Unions, however, maintain a strong presence in the public sector. According to the Bureau of Labor Statistics, 35.7 percent of public-sector workers are in a union, which is down from 37.7 percent in 1994. A majority of unionized workers in the public sector are at the municipal level.

An aging workforce also presents a problem for unions. Baby boomers have the highest rate of union membership of any age group. According to the Bureau of Labor Statistics, 27.9 percent of workers age 45 to 64 were union members in 2014. As boomers continue to retire, union ranks will continue to decline.

Attracting younger workers will be key for unions to offset the loss of the baby boomers. But union membership has not shown any growth among millennials. Of workers age 16 to 34, only 14 percent were in union ranks in 2014, down from 17.6 percent in 1994.

This, Cryer said, “doesn’t bode well [for unions]. Unions are going to have to bridge that gap somehow.”

Low union membership among millennials is a reflection of an economy that has grown in areas that aren’t dominated by unions. Millennials first entered the workforce during the height of the Great Recession, which precipitated a decline in manufacturing work and led to cutbacks in the public sector.

Even though they aren’t finding their way into union jobs, millennials, more so than any other age group, have a positive view of unions. According to the Pew Research Center, 55 percent of 18- to 29-year-olds approved of unions, compared with 29 percent who did not. Older Americans are more divided in their views on unions — 46 percent of 50- to 64-year-olds approved of unions compared to 43 percent who did not.
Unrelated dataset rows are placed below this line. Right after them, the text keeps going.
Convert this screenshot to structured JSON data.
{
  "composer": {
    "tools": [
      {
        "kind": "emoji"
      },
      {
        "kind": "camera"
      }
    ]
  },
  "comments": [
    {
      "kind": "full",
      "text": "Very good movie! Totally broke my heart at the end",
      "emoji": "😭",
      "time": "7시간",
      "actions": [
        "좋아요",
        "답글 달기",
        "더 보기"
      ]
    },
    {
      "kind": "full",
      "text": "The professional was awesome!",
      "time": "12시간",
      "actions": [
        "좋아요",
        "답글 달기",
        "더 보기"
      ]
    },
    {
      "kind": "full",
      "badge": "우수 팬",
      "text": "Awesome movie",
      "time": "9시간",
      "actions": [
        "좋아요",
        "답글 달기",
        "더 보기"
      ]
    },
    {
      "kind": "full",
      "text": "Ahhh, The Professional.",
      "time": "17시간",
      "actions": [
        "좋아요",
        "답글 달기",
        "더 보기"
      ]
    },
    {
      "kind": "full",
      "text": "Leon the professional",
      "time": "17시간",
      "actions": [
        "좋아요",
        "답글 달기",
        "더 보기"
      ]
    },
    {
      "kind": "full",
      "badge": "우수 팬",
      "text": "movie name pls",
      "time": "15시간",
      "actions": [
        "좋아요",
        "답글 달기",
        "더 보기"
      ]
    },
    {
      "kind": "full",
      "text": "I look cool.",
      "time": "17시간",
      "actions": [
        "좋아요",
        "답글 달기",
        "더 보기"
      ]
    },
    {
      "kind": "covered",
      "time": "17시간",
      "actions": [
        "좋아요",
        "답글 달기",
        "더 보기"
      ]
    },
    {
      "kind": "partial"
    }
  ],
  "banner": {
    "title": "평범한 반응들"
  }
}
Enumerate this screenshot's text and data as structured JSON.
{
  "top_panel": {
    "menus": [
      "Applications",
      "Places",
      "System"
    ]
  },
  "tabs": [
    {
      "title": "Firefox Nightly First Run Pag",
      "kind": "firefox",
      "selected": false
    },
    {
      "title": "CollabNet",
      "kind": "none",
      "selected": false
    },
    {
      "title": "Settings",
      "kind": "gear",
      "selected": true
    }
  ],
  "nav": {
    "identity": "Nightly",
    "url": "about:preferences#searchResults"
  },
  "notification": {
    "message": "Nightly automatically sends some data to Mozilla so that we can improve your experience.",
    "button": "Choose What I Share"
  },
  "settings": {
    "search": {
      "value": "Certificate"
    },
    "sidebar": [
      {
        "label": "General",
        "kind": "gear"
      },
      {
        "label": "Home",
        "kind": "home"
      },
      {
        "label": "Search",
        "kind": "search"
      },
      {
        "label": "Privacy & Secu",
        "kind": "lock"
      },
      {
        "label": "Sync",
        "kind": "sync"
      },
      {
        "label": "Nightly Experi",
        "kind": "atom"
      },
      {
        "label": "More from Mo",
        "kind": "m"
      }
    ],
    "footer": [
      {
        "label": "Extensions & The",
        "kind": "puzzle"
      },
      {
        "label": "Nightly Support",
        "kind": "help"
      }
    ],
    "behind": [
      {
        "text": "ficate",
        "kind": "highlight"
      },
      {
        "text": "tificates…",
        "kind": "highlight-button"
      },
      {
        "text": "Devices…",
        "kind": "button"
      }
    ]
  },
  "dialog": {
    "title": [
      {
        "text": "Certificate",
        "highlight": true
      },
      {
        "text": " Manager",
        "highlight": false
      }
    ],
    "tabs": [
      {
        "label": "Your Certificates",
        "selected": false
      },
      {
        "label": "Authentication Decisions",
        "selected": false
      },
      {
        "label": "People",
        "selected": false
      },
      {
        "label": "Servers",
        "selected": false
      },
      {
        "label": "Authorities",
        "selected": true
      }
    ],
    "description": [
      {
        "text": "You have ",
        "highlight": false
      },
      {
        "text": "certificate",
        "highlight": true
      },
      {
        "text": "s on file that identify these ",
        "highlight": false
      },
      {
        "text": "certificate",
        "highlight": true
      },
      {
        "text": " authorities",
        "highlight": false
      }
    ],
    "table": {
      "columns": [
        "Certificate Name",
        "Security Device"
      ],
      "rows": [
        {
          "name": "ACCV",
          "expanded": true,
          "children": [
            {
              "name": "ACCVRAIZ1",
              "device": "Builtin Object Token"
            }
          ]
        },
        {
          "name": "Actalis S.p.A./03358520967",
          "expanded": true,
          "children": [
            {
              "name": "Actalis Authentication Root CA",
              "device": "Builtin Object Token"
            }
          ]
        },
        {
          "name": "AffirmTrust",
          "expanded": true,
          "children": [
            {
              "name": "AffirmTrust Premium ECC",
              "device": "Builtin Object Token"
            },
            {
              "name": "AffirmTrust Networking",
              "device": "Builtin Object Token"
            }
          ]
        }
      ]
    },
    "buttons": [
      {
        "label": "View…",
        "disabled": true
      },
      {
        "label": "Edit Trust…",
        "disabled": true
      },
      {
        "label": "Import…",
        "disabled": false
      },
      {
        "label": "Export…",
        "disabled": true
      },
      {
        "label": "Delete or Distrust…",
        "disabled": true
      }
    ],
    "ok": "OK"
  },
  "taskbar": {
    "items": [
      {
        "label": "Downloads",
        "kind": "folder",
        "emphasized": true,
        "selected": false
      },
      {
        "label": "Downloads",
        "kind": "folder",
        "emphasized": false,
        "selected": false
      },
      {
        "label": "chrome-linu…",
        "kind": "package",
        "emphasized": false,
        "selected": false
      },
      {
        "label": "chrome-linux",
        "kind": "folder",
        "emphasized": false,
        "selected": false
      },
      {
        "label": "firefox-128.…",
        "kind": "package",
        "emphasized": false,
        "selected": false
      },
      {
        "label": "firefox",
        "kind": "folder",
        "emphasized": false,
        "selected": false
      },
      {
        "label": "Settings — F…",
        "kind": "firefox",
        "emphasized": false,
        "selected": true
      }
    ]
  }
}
To reverse decades of decline, unions will have to look to new sectors. A national movement has begun to unionize fast food workers, which has been part of a larger push to increase the minimum wage. Since November 2012, fast food workers at franchises across the nation have led seven walk-outs. These workers, who are largely not union members (only 1.4 percent of food service workers belong to a union), received financial support from the Service Employees International union.

Cryer said that if unions want to increase their ranks, they will have to “go out and organize people they usually don’t organize.”

Some local unions are doing just that. Last week, pharmacists at 16 Shaw’s Supermarket stores approved a move to join the Teamsters Union Local 340, adding 21 to its ranks. And only two years earlier, the International Association of Machinists and Aerospace Workers succeed in organizing Maine lobstermen, adding nearly 600 to that union’s ranks.

What does all this mean for unions? Without a high density of membership, unions are losing their “financial muscle” to organize workers and engage in bargaining, Cryer said.

Opponents of right-to-work legislation are concerned that such bills would further weaken unions by allowing unenrolled workers, who currently receive benefit from union-negotiated contracts, the option to not pay representation fees, sometimes referred to as a “fair share fee.”

Cryer said that allowing unenrolled workers who receive union representation to not pay a fair share fee would hurt unions’ bottom lines, as union activities such as negotiations, lobbying, investigating worker claims of mistreatment and strikes cost money, and undercut their ability to engage in meaningful representation.